**INSTRUCTIONS FOR THE TASK:** Give all the lines below again, exactly, with no pictures.

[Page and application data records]
* * * *

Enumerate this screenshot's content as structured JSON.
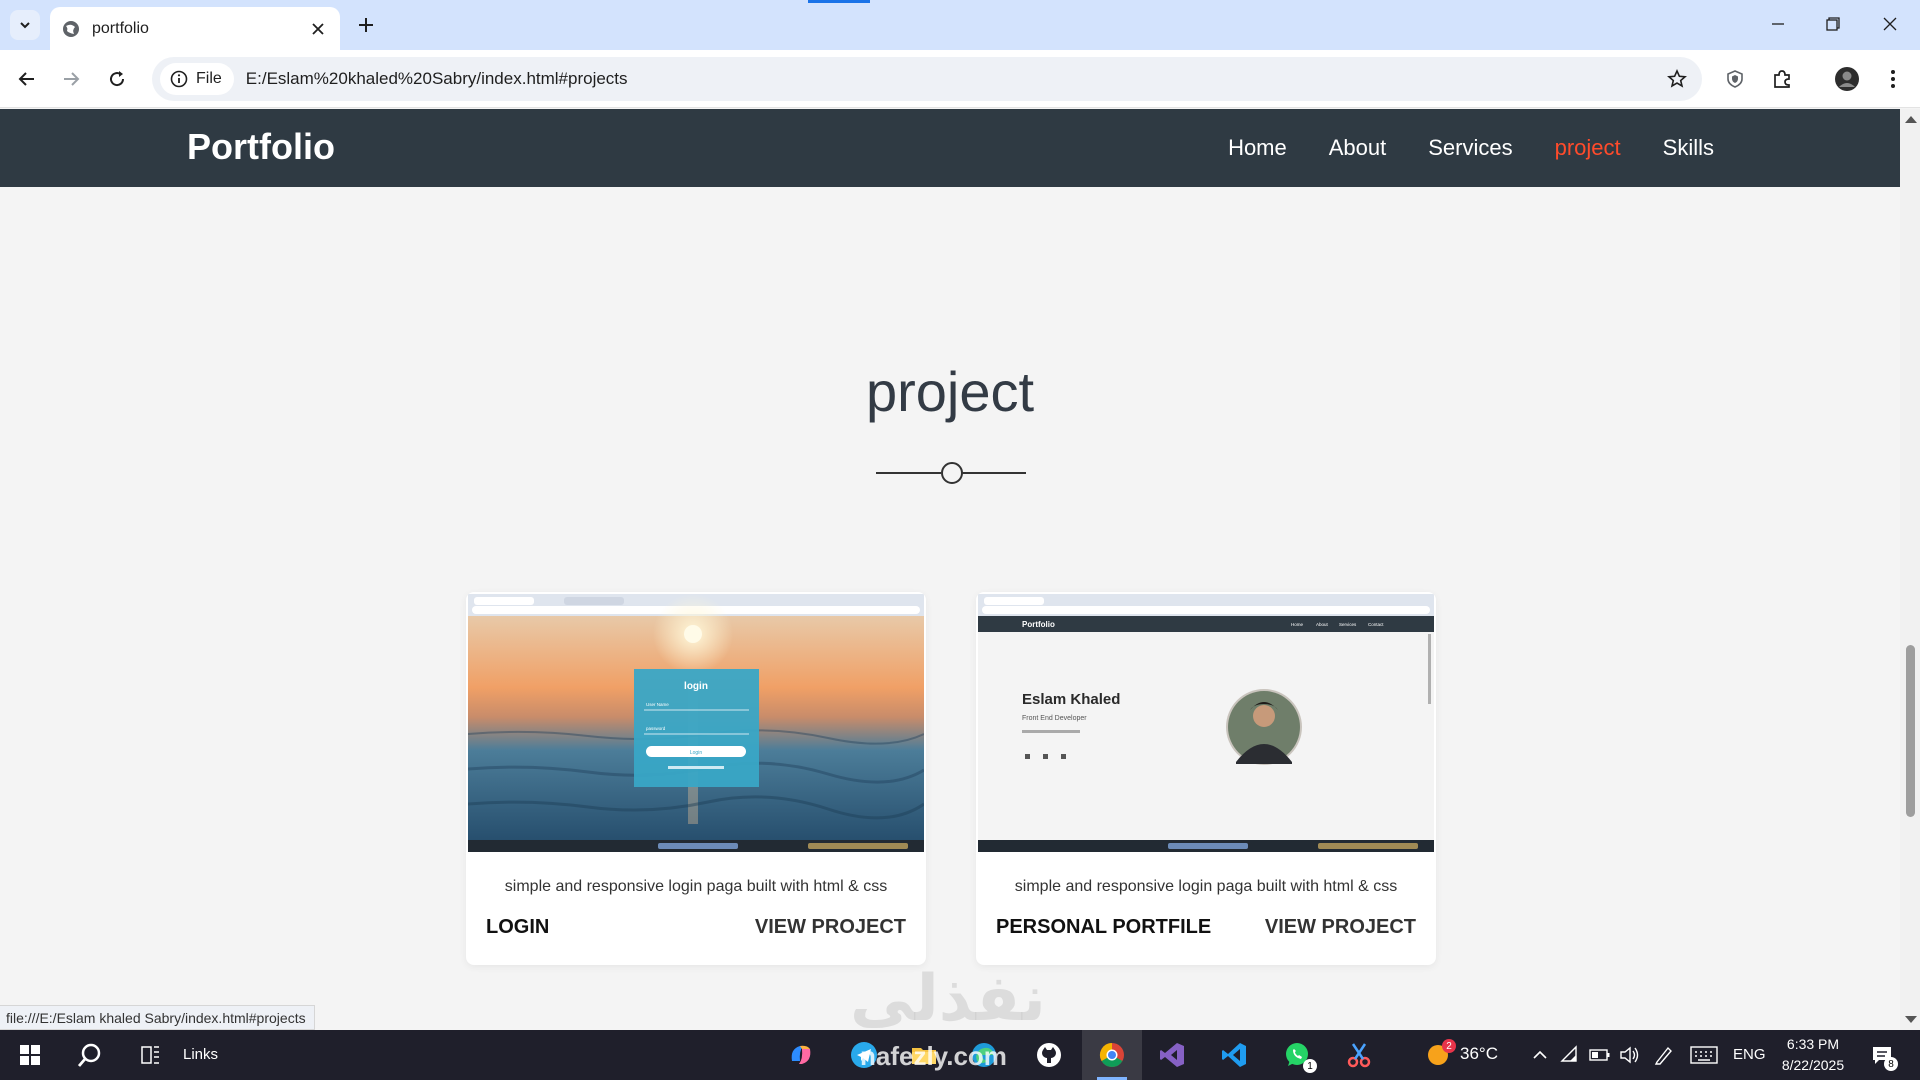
{
  "browser": {
    "tab_title": "portfolio",
    "url_scheme_label": "File",
    "url": "E:/Eslam%20khaled%20Sabry/index.html#projects",
    "status_url": "file:///E:/Eslam khaled Sabry/index.html#projects"
  },
  "site": {
    "logo": "Portfolio",
    "nav": [
      {
        "label": "Home"
      },
      {
        "label": "About"
      },
      {
        "label": "Services"
      },
      {
        "label": "project"
      },
      {
        "label": "Skills"
      }
    ],
    "active_nav": "project",
    "accent_color": "#ff4b2b",
    "nav_bg": "#2f3a43"
  },
  "projects_section": {
    "title": "project",
    "cards": [
      {
        "description": "simple and responsive login paga built with html & css",
        "name": "LOGIN",
        "link_label": "VIEW PROJECT",
        "thumb": {
          "form_title": "login",
          "field1": "User Name",
          "field2": "password",
          "button": "Login"
        }
      },
      {
        "description": "simple and responsive login paga built with html & css",
        "name": "PERSONAL PORTFILE",
        "link_label": "VIEW PROJECT",
        "thumb": {
          "logo": "Portfolio",
          "nav": [
            "Home",
            "About",
            "Services",
            "Contact"
          ],
          "heading": "Eslam Khaled",
          "subheading": "Front End Developer"
        }
      }
    ]
  },
  "watermark": "نفذلي",
  "taskbar": {
    "links_label": "Links",
    "weather": "36°C",
    "language": "ENG",
    "time": "6:33 PM",
    "date": "8/22/2025",
    "notification_count": "8",
    "weather_badge": "2",
    "whatsapp_badge": "1",
    "overlay_text": "nafezly.com"
  }
}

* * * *

**SOLUTION BELOW:**
Enumerate this screenshot's content as structured JSON.
{
  "browser": {
    "tab_title": "portfolio",
    "url_scheme_label": "File",
    "url": "E:/Eslam%20khaled%20Sabry/index.html#projects",
    "status_url": "file:///E:/Eslam khaled Sabry/index.html#projects"
  },
  "site": {
    "logo": "Portfolio",
    "nav": [
      {
        "label": "Home"
      },
      {
        "label": "About"
      },
      {
        "label": "Services"
      },
      {
        "label": "project"
      },
      {
        "label": "Skills"
      }
    ],
    "active_nav": "project",
    "accent_color": "#ff4b2b",
    "nav_bg": "#2f3a43"
  },
  "projects_section": {
    "title": "project",
    "cards": [
      {
        "description": "simple and responsive login paga built with html & css",
        "name": "LOGIN",
        "link_label": "VIEW PROJECT",
        "thumb": {
          "form_title": "login",
          "field1": "User Name",
          "field2": "password",
          "button": "Login"
        }
      },
      {
        "description": "simple and responsive login paga built with html & css",
        "name": "PERSONAL PORTFILE",
        "link_label": "VIEW PROJECT",
        "thumb": {
          "logo": "Portfolio",
          "nav": [
            "Home",
            "About",
            "Services",
            "Contact"
          ],
          "heading": "Eslam Khaled",
          "subheading": "Front End Developer"
        }
      }
    ]
  },
  "watermark": "نفذلي",
  "taskbar": {
    "links_label": "Links",
    "weather": "36°C",
    "language": "ENG",
    "time": "6:33 PM",
    "date": "8/22/2025",
    "notification_count": "8",
    "weather_badge": "2",
    "whatsapp_badge": "1",
    "overlay_text": "nafezly.com"
  }
}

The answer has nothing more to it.